Besides Wheaton, Utchen now visits 32 elementary schools a year in Glen Ellyn, West Chicago, Carol Stream, Batavia and Warrenville. “I forget how many dictionaries I’ve given out . . . it’s a lot.”
Gratitude arrives in adorable notes from the children, appreciative ones from teachers and at least one phone call from a parent. “She thanked me for doing it, then said, ‘You’d better stop, my daughter is now correcting everything I write!’ It made my day!”
His hobby admittedly takes a lot of his time, but Utchen is proud to be part of an effort that has reached all 50 states. Most donors are service groups, not individuals like him, but he deflects praise, instead crediting French, who he believes should receive a Presidential Medal of Freedom.

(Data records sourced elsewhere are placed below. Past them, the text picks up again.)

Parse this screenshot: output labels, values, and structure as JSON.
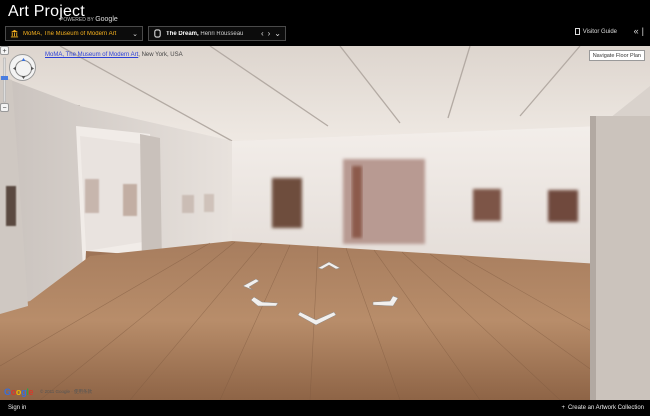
{
  "header": {
    "brand": "Art Project",
    "powered_prefix": "POWERED BY",
    "powered_brand": "Google",
    "museum_selector": "MoMA, The Museum of Modern Art",
    "artwork_title": "The Dream,",
    "artwork_artist": "Henri Rousseau",
    "visitor_guide": "Visitor Guide"
  },
  "view": {
    "museum_link": "MoMA, The Museum of Modern Art",
    "museum_location": ", New York, USA",
    "floor_plan_button": "Navigate Floor Plan",
    "copyright": "© 2011 Google · 使用条款"
  },
  "footer": {
    "sign_in": "Sign in",
    "create_collection": "Create an Artwork Collection"
  },
  "colors": {
    "accent_yellow": "#f6b11f",
    "link_blue": "#2a3fd8",
    "header_bg": "#000000"
  }
}
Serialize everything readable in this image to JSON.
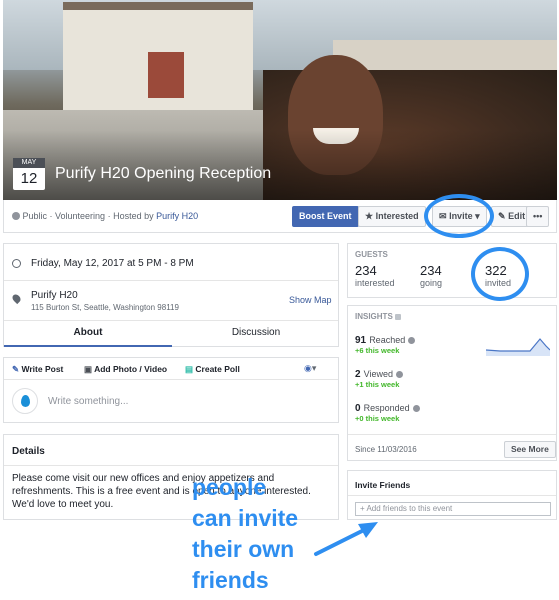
{
  "event": {
    "date_month": "MAY",
    "date_day": "12",
    "title": "Purify H20 Opening Reception",
    "meta_prefix": "Public · Volunteering · Hosted by",
    "host": "Purify H20"
  },
  "actions": {
    "boost": "Boost Event",
    "interested": "Interested",
    "invite": "Invite",
    "edit": "Edit",
    "more": "•••"
  },
  "details": {
    "datetime": "Friday, May 12, 2017 at 5 PM - 8 PM",
    "location_name": "Purify H20",
    "location_address": "115 Burton St, Seattle, Washington 98119",
    "show_map": "Show Map"
  },
  "tabs": [
    "About",
    "Discussion"
  ],
  "composer": {
    "write_post": "Write Post",
    "add_photo": "Add Photo / Video",
    "create_poll": "Create Poll",
    "placeholder": "Write something..."
  },
  "details_section": {
    "heading": "Details",
    "body": "Please come visit our new offices and enjoy appetizers and refreshments. This is a free event and is open to anyone interested. We'd love to meet you."
  },
  "guests": {
    "heading": "GUESTS",
    "interested_count": "234",
    "interested_label": "interested",
    "going_count": "234",
    "going_label": "going",
    "invited_count": "322",
    "invited_label": "invited"
  },
  "insights": {
    "heading": "INSIGHTS",
    "reached_count": "91",
    "reached_label": "Reached",
    "reached_delta": "+6 this week",
    "viewed_count": "2",
    "viewed_label": "Viewed",
    "viewed_delta": "+1 this week",
    "responded_count": "0",
    "responded_label": "Responded",
    "responded_delta": "+0 this week",
    "since": "Since 11/03/2016",
    "see_more": "See More"
  },
  "invite_friends": {
    "heading": "Invite Friends",
    "placeholder": "+ Add friends to this event"
  },
  "annotation": {
    "line1": "people",
    "line2": "can invite",
    "line3": "their own",
    "line4": "friends"
  },
  "colors": {
    "accent": "#4267b2",
    "link": "#385898",
    "annotation": "#2e8ef0",
    "positive": "#42b72a"
  }
}
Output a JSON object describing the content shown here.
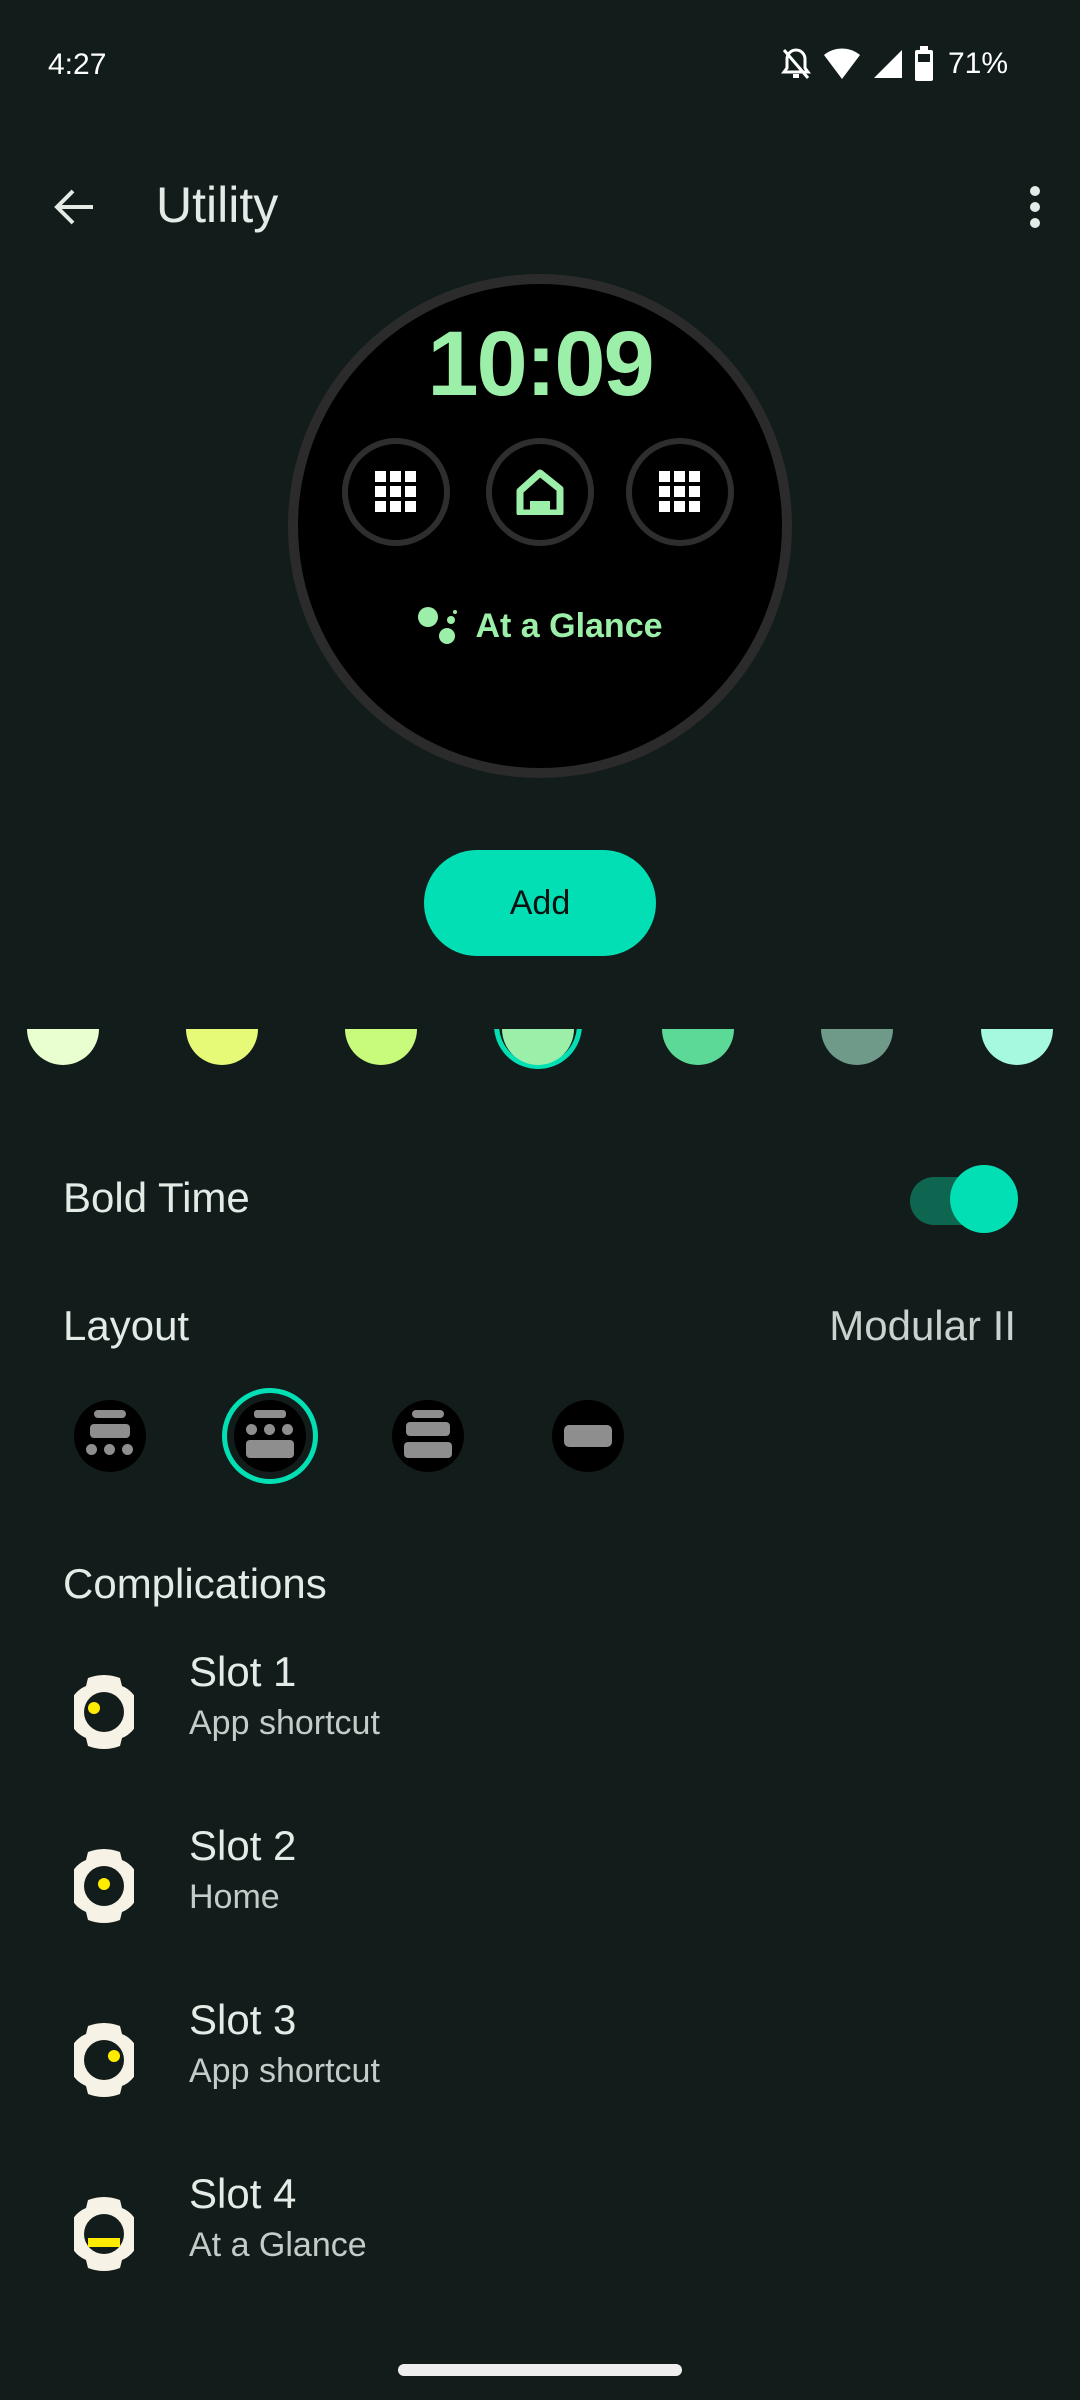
{
  "status_bar": {
    "time": "4:27",
    "icons": [
      "notifications-off-icon",
      "wifi-icon",
      "cell-signal-icon",
      "battery-icon"
    ],
    "battery_percent": "71%"
  },
  "app_bar": {
    "back_icon": "arrow-back-icon",
    "title": "Utility",
    "more_icon": "more-vert-icon"
  },
  "watch_preview": {
    "time": "10:09",
    "complications": [
      {
        "icon": "apps-grid-icon"
      },
      {
        "icon": "home-icon"
      },
      {
        "icon": "apps-grid-icon"
      }
    ],
    "glance_icon": "assistant-dots-icon",
    "glance_text": "At a Glance",
    "accent_color": "#9cefa8"
  },
  "add_button": {
    "label": "Add",
    "color": "#03dfb4"
  },
  "color_swatches": {
    "selected_index": 3,
    "colors": [
      "#eaffd0",
      "#e6fa78",
      "#c8fb7c",
      "#9cefa8",
      "#5cd897",
      "#6f9a8a",
      "#a6f8de"
    ]
  },
  "bold_time": {
    "label": "Bold Time",
    "enabled": true
  },
  "layout": {
    "label": "Layout",
    "value": "Modular II",
    "selected_index": 1,
    "options": [
      "layout-option-1",
      "layout-option-modular-ii",
      "layout-option-3",
      "layout-option-4"
    ]
  },
  "complications": {
    "header": "Complications",
    "slots": [
      {
        "title": "Slot 1",
        "subtitle": "App shortcut"
      },
      {
        "title": "Slot 2",
        "subtitle": "Home"
      },
      {
        "title": "Slot 3",
        "subtitle": "App shortcut"
      },
      {
        "title": "Slot 4",
        "subtitle": "At a Glance"
      }
    ]
  }
}
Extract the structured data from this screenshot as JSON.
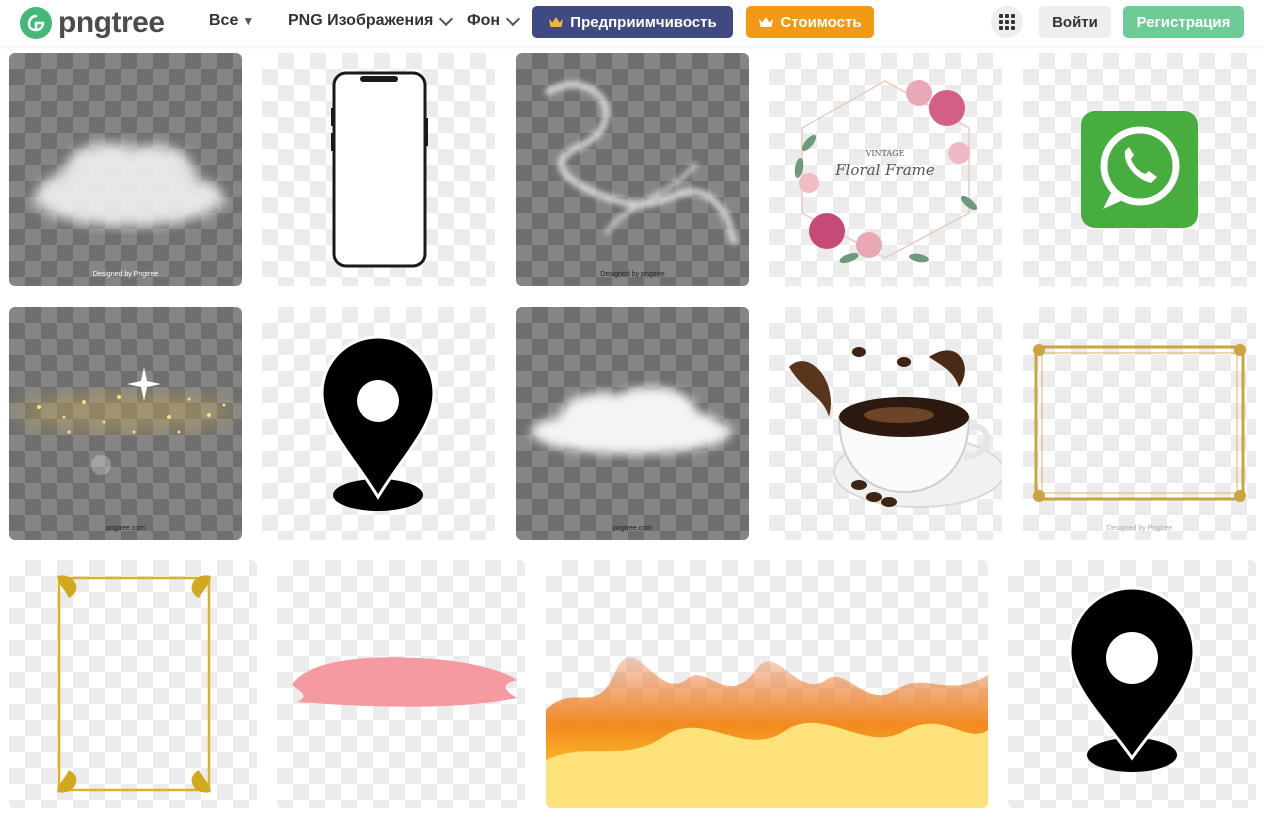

“I think she has made a real contribution to the country with her project.”
Some may scoff at the importance of dictionaries but not Utchen. “The theory I’ve developed is this: What does life consist of? It consists of relationships with other people. What do relationships consist of? Communication with each other. What do we use to communicate with each other? Words. If we use the right words with the right meanings, that will lead to better relationships and better lives. If we don’t learn to communicate, we wouldn’t have as good of lives as we otherwise would.”
He also enjoys simply watching the kids’ reactions to their dictionaries, both immediately and even years later.
At a recent Wheaton library book sale, he stopped to pay for a book. The young woman working there looked up and exclaimed, “You’re the dictionary man, aren’t you?”
“Yes, who are you?” Utchen answered.
“You gave me a dictionary!”
Utchen told the story with a bit of awe in his voice. “It’s nice to hear, even with all the years that have gone by, they remember that. Maybe, in this modern age, she keeps it by her computer.”
To look up the spelling of, perhaps, gratitude.Edit Module